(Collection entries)
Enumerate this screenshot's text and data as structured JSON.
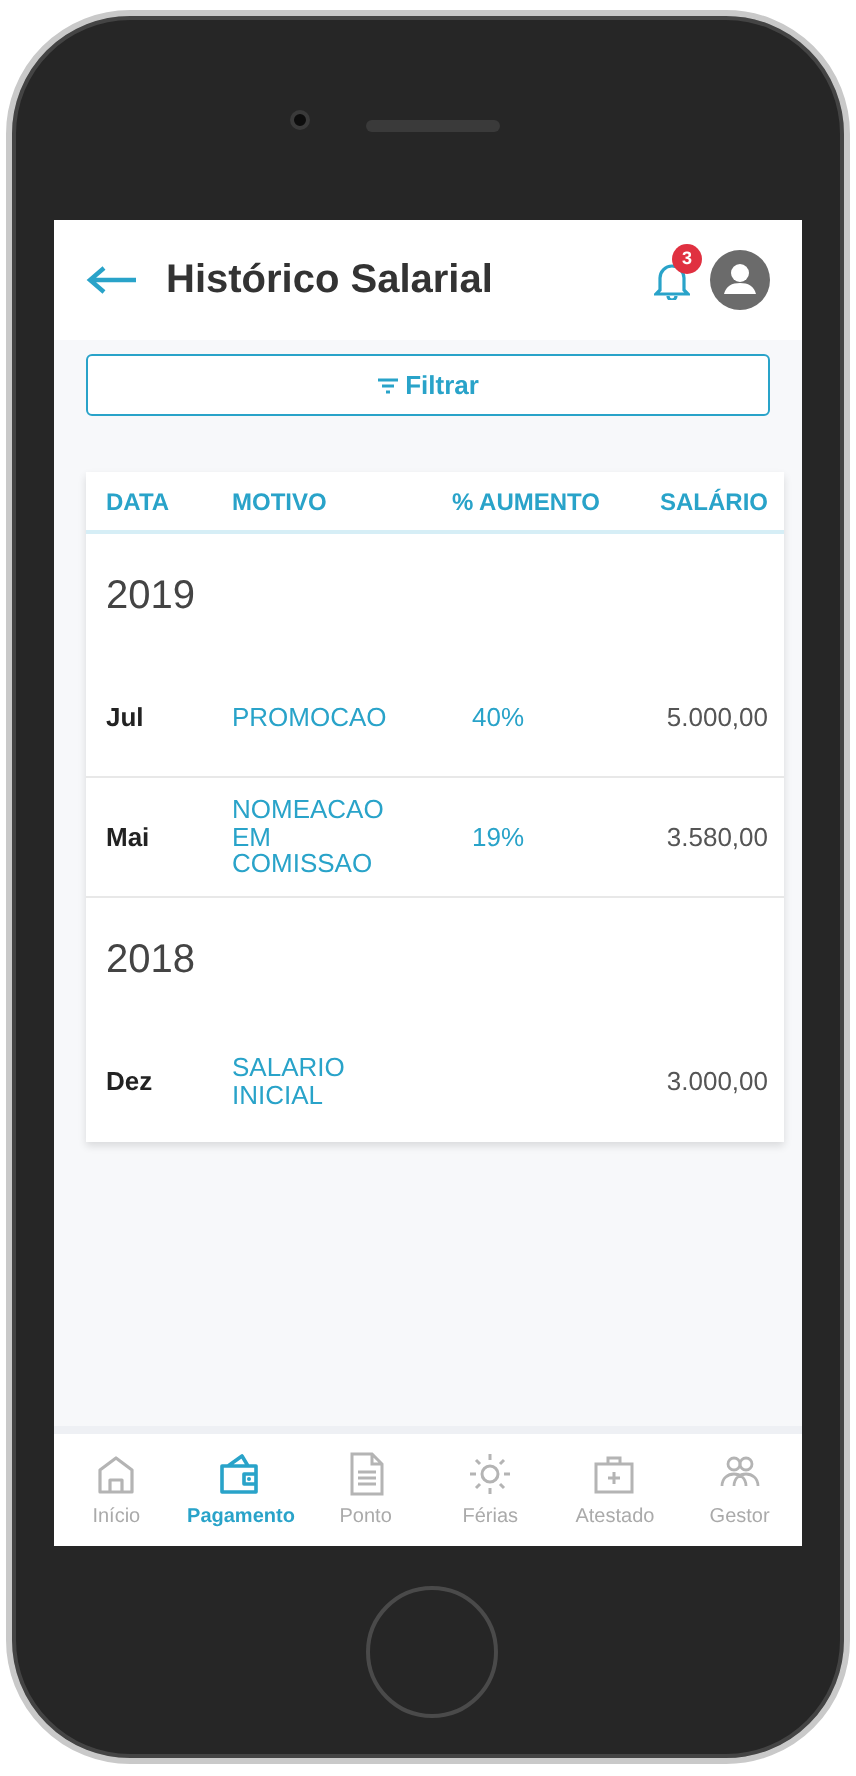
{
  "header": {
    "title": "Histórico Salarial",
    "notification_count": "3"
  },
  "filter_button": {
    "label": "Filtrar"
  },
  "table": {
    "columns": [
      "DATA",
      "MOTIVO",
      "% AUMENTO",
      "SALÁRIO"
    ],
    "groups": [
      {
        "year": "2019",
        "rows": [
          {
            "month": "Jul",
            "reason": "PROMOCAO",
            "increase": "40%",
            "salary": "5.000,00"
          },
          {
            "month": "Mai",
            "reason": "NOMEACAO EM COMISSAO",
            "increase": "19%",
            "salary": "3.580,00"
          }
        ]
      },
      {
        "year": "2018",
        "rows": [
          {
            "month": "Dez",
            "reason": "SALARIO INICIAL",
            "salary": "3.000,00"
          }
        ]
      }
    ]
  },
  "bottom_nav": [
    {
      "kind": "home",
      "label": "Início",
      "selected": false
    },
    {
      "kind": "wallet",
      "label": "Pagamento",
      "selected": true
    },
    {
      "kind": "document",
      "label": "Ponto",
      "selected": false
    },
    {
      "kind": "sun",
      "label": "Férias",
      "selected": false
    },
    {
      "kind": "medkit",
      "label": "Atestado",
      "selected": false
    },
    {
      "kind": "people",
      "label": "Gestor",
      "selected": false
    }
  ]
}
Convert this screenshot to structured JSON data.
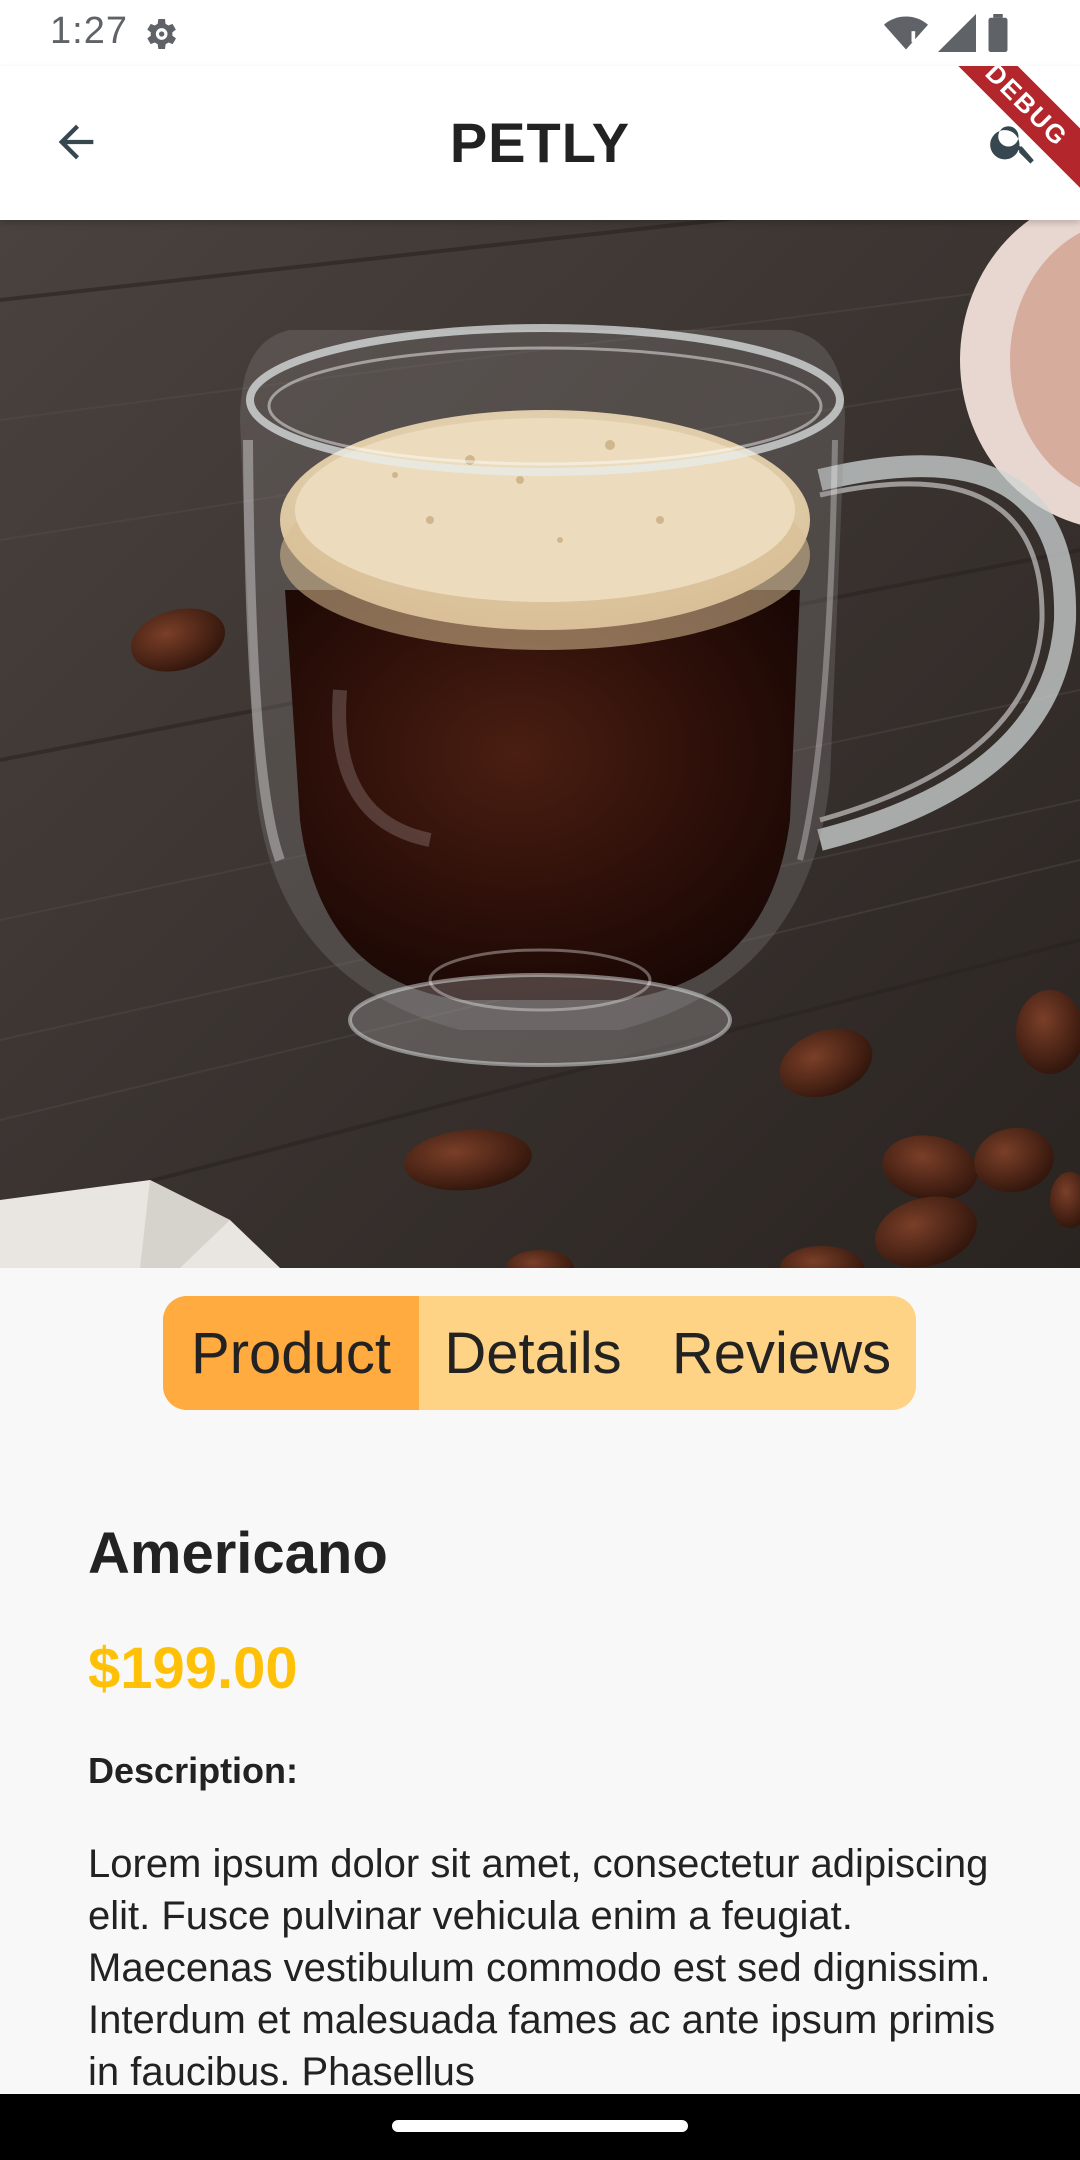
{
  "status_bar": {
    "time": "1:27",
    "icons": [
      "settings-gear-icon",
      "wifi-icon",
      "signal-icon",
      "battery-icon"
    ]
  },
  "app_bar": {
    "title": "PETLY",
    "back_icon": "arrow-back-icon",
    "search_icon": "search-icon",
    "debug_banner": "DEBUG"
  },
  "hero": {
    "image": "americano-glass-mug-photo",
    "accent_colors": [
      "#3b3330",
      "#2a1410",
      "#e6d5b8"
    ]
  },
  "tabs": [
    {
      "label": "Product",
      "active": true
    },
    {
      "label": "Details",
      "active": false
    },
    {
      "label": "Reviews",
      "active": false
    }
  ],
  "product": {
    "name": "Americano",
    "price": "$199.00",
    "description_label": "Description:",
    "description": "Lorem ipsum dolor sit amet, consectetur adipiscing elit. Fusce pulvinar vehicula enim a feugiat. Maecenas vestibulum commodo est sed dignissim. Interdum et malesuada fames ac ante ipsum primis in faucibus. Phasellus"
  },
  "colors": {
    "tab_active": "#ffab3f",
    "tab_inactive": "#ffd385",
    "price": "#ffc107",
    "debug_ribbon": "#b3262b"
  }
}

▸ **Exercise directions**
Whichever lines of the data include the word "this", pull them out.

▸ **Answer for the task**
Enumerate this screenshot's text and data as structured JSON.
Convert this screenshot to structured JSON data.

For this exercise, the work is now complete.